It was spelled with either initial -g- (all periods), or with -k-point (gj). The latter initial root consonant occurs once in the Middle Kingdom Coffin Texts, more often in 21st Dynasty mythological papyri as well as in a text from the Ptolemaic tomb of Petosiris at Tuna el-Gebel or was written with initial hard -k-, as e.g. in a 30th Dynasty papyrus text in the Brooklyn Museum dealing with descriptions of and remedies against snakes. Hathor. Hathor (/ˈhæθɔr/ or /ˈhæθər/;[2] Egyptian: ḥwt-ḥr and from Greek: Άθωρ, "mansion of Horus")[1] is an Ancient Egyptian goddess who personified the principles of joy, feminine love, and motherhood.[3] She was one of the most important and popular deities throughout the history of Ancient Egypt. Hathor was worshiped by Royalty and common people alike in whose tombs she is depicted as "Mistress of the West" welcoming the dead into the next life.[4] In other roles she was a goddess of music, dance, foreign lands and fertility who helped women in childbirth,[4] as well as the patron goddess of miners.[5] The cult of Hathor predates the historic period, and the roots of devotion to her are therefore difficult to trace, though it may be a development of predynastic cults which venerated fertility, and nature in general, represented by cows.[6] Hathor is commonly depicted as a cow goddess with horns in which is set a sun disk with Uraeus.

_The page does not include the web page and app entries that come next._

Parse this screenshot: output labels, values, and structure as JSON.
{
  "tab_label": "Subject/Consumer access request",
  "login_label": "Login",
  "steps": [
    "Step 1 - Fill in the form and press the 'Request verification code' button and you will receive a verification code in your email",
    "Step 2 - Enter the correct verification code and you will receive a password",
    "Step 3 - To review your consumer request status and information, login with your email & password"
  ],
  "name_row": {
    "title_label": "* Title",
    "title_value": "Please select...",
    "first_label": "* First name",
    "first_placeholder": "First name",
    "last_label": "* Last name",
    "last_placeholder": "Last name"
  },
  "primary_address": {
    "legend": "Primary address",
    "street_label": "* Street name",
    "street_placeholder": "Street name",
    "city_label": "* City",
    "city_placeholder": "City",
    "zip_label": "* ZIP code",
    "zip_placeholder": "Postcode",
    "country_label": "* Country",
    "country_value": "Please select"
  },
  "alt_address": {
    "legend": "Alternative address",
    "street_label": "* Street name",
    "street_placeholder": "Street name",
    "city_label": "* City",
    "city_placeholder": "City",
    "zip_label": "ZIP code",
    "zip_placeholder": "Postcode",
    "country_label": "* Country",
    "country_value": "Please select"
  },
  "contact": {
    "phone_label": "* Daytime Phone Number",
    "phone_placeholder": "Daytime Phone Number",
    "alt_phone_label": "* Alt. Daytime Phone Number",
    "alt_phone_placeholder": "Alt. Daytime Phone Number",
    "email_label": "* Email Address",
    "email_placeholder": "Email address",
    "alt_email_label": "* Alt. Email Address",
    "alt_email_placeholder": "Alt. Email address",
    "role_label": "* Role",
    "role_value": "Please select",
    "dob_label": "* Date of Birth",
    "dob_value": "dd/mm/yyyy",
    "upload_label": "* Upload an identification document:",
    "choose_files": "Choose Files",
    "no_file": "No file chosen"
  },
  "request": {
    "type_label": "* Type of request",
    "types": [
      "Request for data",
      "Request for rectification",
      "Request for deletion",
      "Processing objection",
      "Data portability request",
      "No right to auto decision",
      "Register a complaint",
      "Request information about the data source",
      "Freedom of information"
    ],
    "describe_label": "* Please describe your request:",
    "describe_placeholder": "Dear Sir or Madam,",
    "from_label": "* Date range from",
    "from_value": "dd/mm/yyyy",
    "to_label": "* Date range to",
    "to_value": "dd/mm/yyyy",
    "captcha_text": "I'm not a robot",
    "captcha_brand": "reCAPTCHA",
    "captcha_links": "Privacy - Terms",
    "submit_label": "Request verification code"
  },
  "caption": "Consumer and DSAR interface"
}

Early depictions[edit] Heavenly Mother (Mormonism) Hera. Portrayed as majestic and solemn, often enthroned, and crowned with the polos (a high cylindrical crown worn by several of the Great Goddesses), Hera may bear a pomegranate in her hand, emblem of fertile blood and death and a substitute for the narcotic capsule of the opium poppy.[2] A scholar of Greek mythology Walter Burkert writes in Greek Religion, "Nevertheless, there are memories of an earlier aniconic representation, as a pillar in Argos and as a plank in Samos. Holda. In German legends, Frau Holda was the protectoress of agriculture and women's crafts. Hlín. Hebat. Jörð. A statue depicting Jörð as a matriarchal figure In Norse mythology, Jörð (Icelandic "earth", pronounced [ˈjœrð] and from Old Norse jǫrð, pronounced [ˈjɔrð], sometimes Anglicized as Jord or Jorth; also called Jarð, [jɑrð] as in Old East Norse), is a female jötunn.

Juno (mythology) Juno's own warlike aspect among the Romans is apparent in her attire. She often appeared sitting pictured with a peacock[3] armed and wearing a goatskin cloak. Kubaba. Magna Dea. Mami (goddess) Veneration of Mary in Roman Catholicism.

Roman Catholic veneration of Mary, the mother of Jesus, which has grown over time in importance, is manifested not only in prayer but also in the visual arts, poetry and music.[2][3][4][5] Popes have encouraged it, while also taking steps to reform some manifestations of it. [note 1] The Holy See has insisted on the importance of distinguishing "true from false devotion, and authentic doctrine from its deformations by excess or defect".[6] There are significantly more titles, feasts and venerative Marian practices among Roman Catholics than in other Christian traditions.[7] Marian Movements and Societies with millions of members have arisen from belief in events such as Akita, Fatima and Lourdes and other reasons.[12] Matres and Matronae. Mat Zemlya. Minerva. Mokosh. Mut. Nammu. Nerthus.

Ninhursag. Ninsun. Nut (goddess) Pachamama. Phra Mae Thorani. Queen of Heaven. Rhea (mythology) Spider Grandmother. Terra (mythology) Thelema. Theotokos. Toci. Triple Goddess (Neopaganism) Venus figurines. Yer Tanrı.